• **WHAT IS REQUIRED**
Gather from the listing below each line that includes the word "PLANE", and copy it.

• **SOURCE DATA**
━━━━━━━━━━━━━━━━━━━━
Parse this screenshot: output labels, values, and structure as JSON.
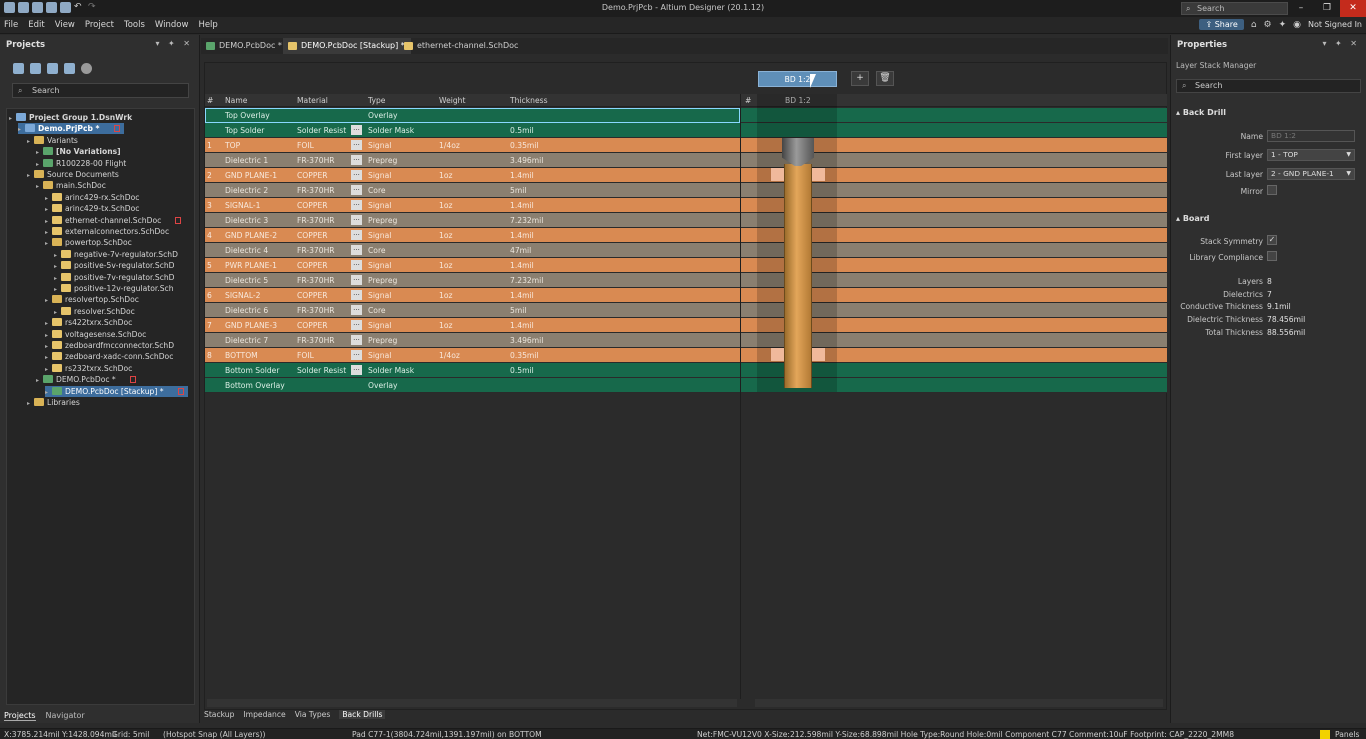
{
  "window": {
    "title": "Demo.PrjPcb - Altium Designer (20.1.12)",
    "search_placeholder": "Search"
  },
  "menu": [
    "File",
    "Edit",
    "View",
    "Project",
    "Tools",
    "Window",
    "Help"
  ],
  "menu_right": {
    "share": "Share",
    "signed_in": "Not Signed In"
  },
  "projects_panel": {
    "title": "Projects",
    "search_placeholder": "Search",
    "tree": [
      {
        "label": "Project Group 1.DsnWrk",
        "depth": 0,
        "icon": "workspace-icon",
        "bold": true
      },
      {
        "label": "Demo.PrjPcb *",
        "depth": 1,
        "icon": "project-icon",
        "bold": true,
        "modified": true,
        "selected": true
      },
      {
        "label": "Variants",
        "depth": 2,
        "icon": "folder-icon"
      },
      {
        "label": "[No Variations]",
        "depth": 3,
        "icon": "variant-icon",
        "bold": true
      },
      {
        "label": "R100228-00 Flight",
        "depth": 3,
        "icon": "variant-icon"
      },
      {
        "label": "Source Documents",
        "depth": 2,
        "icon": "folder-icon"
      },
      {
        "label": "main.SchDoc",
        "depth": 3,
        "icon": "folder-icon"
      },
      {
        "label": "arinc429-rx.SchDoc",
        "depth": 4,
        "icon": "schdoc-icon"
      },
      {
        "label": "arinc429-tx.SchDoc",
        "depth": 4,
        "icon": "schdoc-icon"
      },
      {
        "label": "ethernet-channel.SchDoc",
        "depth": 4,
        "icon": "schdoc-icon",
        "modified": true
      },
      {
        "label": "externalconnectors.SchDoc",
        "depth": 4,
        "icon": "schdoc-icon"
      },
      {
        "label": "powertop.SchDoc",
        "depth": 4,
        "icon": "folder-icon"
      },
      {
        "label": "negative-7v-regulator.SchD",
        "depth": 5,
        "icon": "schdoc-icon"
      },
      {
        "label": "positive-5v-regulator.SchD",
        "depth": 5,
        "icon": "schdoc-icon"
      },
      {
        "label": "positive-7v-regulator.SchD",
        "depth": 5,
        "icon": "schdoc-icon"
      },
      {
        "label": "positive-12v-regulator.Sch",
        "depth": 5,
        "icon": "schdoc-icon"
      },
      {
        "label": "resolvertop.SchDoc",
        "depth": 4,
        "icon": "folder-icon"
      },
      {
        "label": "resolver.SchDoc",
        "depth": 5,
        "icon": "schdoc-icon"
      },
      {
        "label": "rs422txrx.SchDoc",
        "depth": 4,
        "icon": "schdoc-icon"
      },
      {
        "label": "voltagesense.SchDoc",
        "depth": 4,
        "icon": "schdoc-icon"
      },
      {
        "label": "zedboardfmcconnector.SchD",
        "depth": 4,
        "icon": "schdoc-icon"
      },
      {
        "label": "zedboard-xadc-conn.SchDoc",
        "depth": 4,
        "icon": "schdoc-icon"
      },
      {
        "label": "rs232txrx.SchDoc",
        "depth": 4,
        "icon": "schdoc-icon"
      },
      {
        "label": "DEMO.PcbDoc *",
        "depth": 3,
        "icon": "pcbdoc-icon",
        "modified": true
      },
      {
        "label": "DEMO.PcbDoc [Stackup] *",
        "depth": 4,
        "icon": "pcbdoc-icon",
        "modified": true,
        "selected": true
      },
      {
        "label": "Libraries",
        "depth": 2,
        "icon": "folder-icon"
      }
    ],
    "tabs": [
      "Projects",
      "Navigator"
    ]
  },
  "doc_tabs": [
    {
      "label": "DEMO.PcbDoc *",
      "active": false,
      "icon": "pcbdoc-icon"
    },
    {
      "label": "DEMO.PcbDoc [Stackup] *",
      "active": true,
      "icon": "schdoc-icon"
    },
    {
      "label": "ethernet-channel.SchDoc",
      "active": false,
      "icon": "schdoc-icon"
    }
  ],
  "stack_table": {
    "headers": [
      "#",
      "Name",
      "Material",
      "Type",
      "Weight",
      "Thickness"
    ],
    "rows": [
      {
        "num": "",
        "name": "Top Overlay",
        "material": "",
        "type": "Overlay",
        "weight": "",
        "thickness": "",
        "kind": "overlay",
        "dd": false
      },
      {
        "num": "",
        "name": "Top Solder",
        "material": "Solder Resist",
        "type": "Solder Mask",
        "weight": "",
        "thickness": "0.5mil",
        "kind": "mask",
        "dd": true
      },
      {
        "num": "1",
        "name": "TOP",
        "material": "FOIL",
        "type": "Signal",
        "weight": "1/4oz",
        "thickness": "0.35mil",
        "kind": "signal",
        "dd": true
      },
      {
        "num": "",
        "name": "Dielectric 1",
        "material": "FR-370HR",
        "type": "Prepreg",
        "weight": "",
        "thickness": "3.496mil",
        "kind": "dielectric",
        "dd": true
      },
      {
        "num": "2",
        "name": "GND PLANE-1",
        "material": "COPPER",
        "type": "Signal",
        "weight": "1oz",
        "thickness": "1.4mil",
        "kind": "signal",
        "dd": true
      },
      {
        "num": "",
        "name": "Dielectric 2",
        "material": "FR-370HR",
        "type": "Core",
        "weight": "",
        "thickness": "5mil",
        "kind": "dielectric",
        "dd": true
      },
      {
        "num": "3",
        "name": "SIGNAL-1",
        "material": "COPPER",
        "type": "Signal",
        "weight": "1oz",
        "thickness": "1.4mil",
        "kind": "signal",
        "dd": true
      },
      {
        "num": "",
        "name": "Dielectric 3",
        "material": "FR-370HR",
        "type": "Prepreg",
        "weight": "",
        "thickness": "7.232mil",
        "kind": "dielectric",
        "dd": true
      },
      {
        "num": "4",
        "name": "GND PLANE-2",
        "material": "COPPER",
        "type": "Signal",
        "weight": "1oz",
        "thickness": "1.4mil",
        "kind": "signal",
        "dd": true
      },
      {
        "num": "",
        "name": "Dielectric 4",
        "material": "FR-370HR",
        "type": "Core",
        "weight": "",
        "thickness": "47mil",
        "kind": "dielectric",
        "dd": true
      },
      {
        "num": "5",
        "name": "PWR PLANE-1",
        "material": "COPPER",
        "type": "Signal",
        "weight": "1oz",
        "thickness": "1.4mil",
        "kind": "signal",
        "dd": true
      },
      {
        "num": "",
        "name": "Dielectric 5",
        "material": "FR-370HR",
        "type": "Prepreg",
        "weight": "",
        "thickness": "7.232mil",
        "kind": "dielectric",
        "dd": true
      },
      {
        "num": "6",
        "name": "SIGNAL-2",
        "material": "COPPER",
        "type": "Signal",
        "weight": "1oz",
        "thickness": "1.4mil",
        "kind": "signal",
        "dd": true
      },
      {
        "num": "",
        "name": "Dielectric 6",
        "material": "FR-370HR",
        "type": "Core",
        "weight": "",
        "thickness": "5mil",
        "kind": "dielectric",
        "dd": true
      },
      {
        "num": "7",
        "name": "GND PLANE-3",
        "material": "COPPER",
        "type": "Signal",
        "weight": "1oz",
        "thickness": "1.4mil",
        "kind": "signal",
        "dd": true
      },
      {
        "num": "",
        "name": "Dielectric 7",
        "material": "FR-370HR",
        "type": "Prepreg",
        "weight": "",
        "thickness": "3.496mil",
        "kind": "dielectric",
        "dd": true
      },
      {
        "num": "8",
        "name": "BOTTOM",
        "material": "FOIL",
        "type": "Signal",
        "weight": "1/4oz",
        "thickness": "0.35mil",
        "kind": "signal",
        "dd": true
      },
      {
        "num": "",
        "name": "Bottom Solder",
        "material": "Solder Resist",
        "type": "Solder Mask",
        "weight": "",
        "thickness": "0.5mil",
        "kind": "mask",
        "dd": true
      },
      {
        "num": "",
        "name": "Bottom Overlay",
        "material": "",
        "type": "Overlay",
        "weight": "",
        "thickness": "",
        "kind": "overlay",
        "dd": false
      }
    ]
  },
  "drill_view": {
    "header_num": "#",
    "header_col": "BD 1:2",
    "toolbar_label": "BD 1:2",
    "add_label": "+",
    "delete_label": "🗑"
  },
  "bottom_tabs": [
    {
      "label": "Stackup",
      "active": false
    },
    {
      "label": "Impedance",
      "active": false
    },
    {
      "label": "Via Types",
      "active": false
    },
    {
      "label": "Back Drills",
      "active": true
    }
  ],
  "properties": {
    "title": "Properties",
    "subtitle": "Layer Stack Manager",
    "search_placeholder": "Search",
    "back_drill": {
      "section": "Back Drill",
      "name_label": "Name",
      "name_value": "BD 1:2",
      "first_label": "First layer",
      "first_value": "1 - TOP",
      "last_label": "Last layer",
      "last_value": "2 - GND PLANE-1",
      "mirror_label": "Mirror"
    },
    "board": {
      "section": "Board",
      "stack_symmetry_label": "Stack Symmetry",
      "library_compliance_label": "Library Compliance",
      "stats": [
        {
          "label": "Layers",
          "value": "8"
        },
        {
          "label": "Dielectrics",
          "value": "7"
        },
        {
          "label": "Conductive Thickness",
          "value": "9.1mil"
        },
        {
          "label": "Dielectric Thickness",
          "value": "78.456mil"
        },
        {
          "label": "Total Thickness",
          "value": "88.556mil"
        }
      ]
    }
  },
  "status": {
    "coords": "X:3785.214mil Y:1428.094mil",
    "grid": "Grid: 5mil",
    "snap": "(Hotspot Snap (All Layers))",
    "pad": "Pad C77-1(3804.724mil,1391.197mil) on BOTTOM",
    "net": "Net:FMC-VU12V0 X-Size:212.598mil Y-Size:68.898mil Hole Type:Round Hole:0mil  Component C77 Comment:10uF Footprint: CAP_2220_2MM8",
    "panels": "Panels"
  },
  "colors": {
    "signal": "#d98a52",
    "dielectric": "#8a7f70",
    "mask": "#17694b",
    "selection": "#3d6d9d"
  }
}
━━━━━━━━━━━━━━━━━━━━
• **REPLY TO THE TASK**
        "name": "GND PLANE-1",
        "name": "GND PLANE-2",
        "name": "PWR PLANE-1",
        "name": "GND PLANE-3",
      "last_value": "2 - GND PLANE-1",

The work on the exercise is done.